The pancakes came with individual cups of imitation maple syrup like you'd find at a continental breakfast at a mid-priced hotel, but the cakes themselves were fresh off the griddle and delicious. The ham was exactly what I expected, deli ham warmed up on the grill, but it was good quality ham that provided a salty counterpart to the sweet pancakes. I'd get it again, even if it wasn't the arithmetically quasquicentennial breakfast side of Isaly's. I was so busy pondering the flavors and significance of the briny, porky, historic, breakfast protein, that I didn't notice my server drop off my bill. Since my arrival the place had started to fill up, and the staff were busy tending to other customers. Not wanting to inconvenience the busy staff or stand out as a tourist in the busy neighborhood restaurant, I decided, in the moment to skip the ice cream and continue on my journey home. It's a decision I regret. 

I like my Waffle House hashbrowns scattered, smothered, and covered and my Isaly's ham chipped, chopped, and grilled. 

Since my visit to Isaly's, I haven't had an opportunity to go back to try the ice cream at that or any other locations. I haven't even had a chance to visit one of the handful of Pittsburgh-area grocery stores that I learned too late carry Isaly's branded ice cream. Indeed, all my recent travels and upcoming posts have led me to travel west from my Metro Detroit home, not east. I've had to settle for the occasional Klondike bar from my local Meijer for my Isaly's ice cream experience, but Unilever has been the sole producer of Klondikes since 1993, and my Eastern Ohio born and raised mother tells me that the modern Klondikes don't taste anything like Isaly's Klondikes did in the sixties. My Isaly's experience, while uniquely retro and historically hammy, falls short of feeling quintessential or authentic without ice cream, but that's something I'll have to live with for at least a few months until I get back to Pittsburgh. 

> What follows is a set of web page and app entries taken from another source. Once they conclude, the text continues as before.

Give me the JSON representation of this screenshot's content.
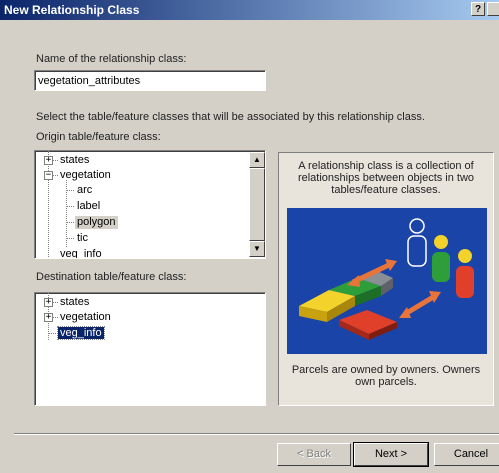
{
  "dialog": {
    "title": "New Relationship Class",
    "help_button": "?"
  },
  "name_field": {
    "label": "Name of the relationship class:",
    "value": "vegetation_attributes"
  },
  "instruction": "Select the table/feature classes that will be associated by this relationship class.",
  "origin": {
    "label": "Origin table/feature class:",
    "items": [
      {
        "label": "states",
        "expander": "+"
      },
      {
        "label": "vegetation",
        "expander": "−"
      },
      {
        "label": "arc"
      },
      {
        "label": "label"
      },
      {
        "label": "polygon"
      },
      {
        "label": "tic"
      },
      {
        "label": "veg_info"
      }
    ]
  },
  "destination": {
    "label": "Destination table/feature class:",
    "items": [
      {
        "label": "states",
        "expander": "+"
      },
      {
        "label": "vegetation",
        "expander": "+"
      },
      {
        "label": "veg_info"
      }
    ]
  },
  "info": {
    "top_text": "A relationship class is a collection of relationships between objects in two tables/feature classes.",
    "bottom_text": "Parcels are owned by owners. Owners own parcels."
  },
  "buttons": {
    "back": "< Back",
    "next": "Next >",
    "cancel": "Cancel"
  },
  "colors": {
    "title_start": "#0a246a",
    "title_end": "#a6caf0",
    "selection": "#0a246a",
    "illustration_bg": "#1a44a8"
  }
}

One of the many reasons I can't get back to Pittsburgh for Isaly's ice cream any sooner is that I'll be at Raxgiving at the Harlan, Kentucky Rax in November. If you're a fan of Broken Chains, the blog, or broken chains, the surviving locations of mostly defunct restaurant and retail chains, consider joining me for a meal and informal conversation. 


  1. The “name change” has to do with licensing fees charged by the company that makes the chipped ham and ice cream for the grocery stores. I believe that company has changed hands recently but I guess that did not lead to any better relationship with the remaining stores.

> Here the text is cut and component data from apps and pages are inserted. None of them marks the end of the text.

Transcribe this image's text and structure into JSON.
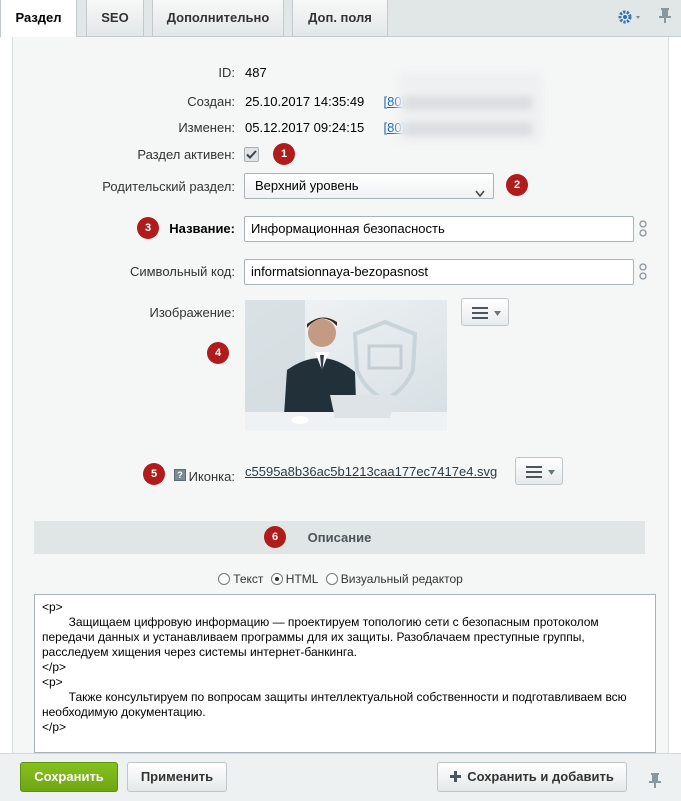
{
  "tabs": [
    {
      "label": "Раздел",
      "active": true
    },
    {
      "label": "SEO",
      "active": false
    },
    {
      "label": "Дополнительно",
      "active": false
    },
    {
      "label": "Доп. поля",
      "active": false
    }
  ],
  "icons": {
    "settings": "gear-icon",
    "pin": "pin-icon",
    "translit": "translit-icon",
    "menu": "menu-icon",
    "help": "help-icon",
    "plus": "plus-icon"
  },
  "fields": {
    "id_label": "ID:",
    "id_value": "487",
    "created_label": "Создан:",
    "created_value": "25.10.2017 14:35:49",
    "created_user": "[80]",
    "modified_label": "Изменен:",
    "modified_value": "05.12.2017 09:24:15",
    "modified_user": "[80]",
    "active_label": "Раздел активен:",
    "active_checked": true,
    "parent_label": "Родительский раздел:",
    "parent_value": "Верхний уровень",
    "name_label": "Название:",
    "name_value": "Информационная безопасность",
    "code_label": "Символьный код:",
    "code_value": "informatsionnaya-bezopasnost",
    "image_label": "Изображение:",
    "icon_label": "Иконка:",
    "icon_help": "?",
    "icon_file": "c5595a8b36ac5b1213caa177ec7417e4.svg"
  },
  "badges": [
    "1",
    "2",
    "3",
    "4",
    "5",
    "6"
  ],
  "description": {
    "title": "Описание",
    "modes": [
      {
        "label": "Текст",
        "selected": false
      },
      {
        "label": "HTML",
        "selected": true
      },
      {
        "label": "Визуальный редактор",
        "selected": false
      }
    ],
    "content": "<p>\n        Защищаем цифровую информацию — проектируем топологию сети с безопасным протоколом передачи данных и устанавливаем программы для их защиты. Разоблачаем преступные группы, расследуем хищения через системы интернет-банкинга.\n</p>\n<p>\n        Также консультируем по вопросам защиты интеллектуальной собственности и подготавливаем всю необходимую документацию.\n</p>"
  },
  "footer": {
    "save": "Сохранить",
    "apply": "Применить",
    "save_add": "Сохранить и добавить"
  },
  "colors": {
    "badge": "#b01b1b",
    "save_button": "#78b317",
    "link": "#2067b0"
  }
}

    1. I had a feeling there was something like that going on. Thanks for confirming.

  2. I see what you did there. Your arthritic quintuplet, Janet

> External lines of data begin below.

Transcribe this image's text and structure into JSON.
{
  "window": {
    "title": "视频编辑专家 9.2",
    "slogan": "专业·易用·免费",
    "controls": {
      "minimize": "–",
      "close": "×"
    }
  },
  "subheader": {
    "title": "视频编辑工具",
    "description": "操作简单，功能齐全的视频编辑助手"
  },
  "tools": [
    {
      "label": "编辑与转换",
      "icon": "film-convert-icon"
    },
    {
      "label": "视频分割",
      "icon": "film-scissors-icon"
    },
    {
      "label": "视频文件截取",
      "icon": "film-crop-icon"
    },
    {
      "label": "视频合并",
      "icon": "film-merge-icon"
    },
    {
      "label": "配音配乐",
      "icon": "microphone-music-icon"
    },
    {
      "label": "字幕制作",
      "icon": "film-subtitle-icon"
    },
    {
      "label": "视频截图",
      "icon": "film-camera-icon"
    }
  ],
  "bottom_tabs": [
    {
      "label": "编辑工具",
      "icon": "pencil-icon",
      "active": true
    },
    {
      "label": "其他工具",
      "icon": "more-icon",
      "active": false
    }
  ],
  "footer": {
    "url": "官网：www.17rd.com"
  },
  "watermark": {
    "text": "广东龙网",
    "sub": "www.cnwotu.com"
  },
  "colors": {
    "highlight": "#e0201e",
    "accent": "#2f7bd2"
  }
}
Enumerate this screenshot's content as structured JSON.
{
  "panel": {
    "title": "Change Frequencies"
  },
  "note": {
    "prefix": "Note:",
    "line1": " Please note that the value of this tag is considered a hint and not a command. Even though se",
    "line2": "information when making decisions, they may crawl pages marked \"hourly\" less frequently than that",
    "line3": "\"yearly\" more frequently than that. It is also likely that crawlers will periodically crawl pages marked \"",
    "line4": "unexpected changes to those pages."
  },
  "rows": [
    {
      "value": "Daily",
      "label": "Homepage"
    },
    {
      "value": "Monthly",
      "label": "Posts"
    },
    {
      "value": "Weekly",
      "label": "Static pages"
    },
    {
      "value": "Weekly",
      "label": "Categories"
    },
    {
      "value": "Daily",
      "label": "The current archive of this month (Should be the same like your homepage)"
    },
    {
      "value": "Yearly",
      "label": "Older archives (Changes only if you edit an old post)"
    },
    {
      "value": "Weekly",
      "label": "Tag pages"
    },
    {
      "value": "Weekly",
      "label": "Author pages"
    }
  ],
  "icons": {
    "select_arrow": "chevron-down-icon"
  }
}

  3. Your mom is 100% correct--that thing in today's grocery stores masquerading as a Klondike tastes NOTHING like an original, even the more recent ones of my own youth in the 70s-80s.
    The alarmingly quiescent way of eating Isaly's signature ham is as a 'ham bbq', which is that chipped-chopped ham warmed in a skillet then smothered in barbecue sauce. It's gross, but it's definitely a 'Burgh Thing.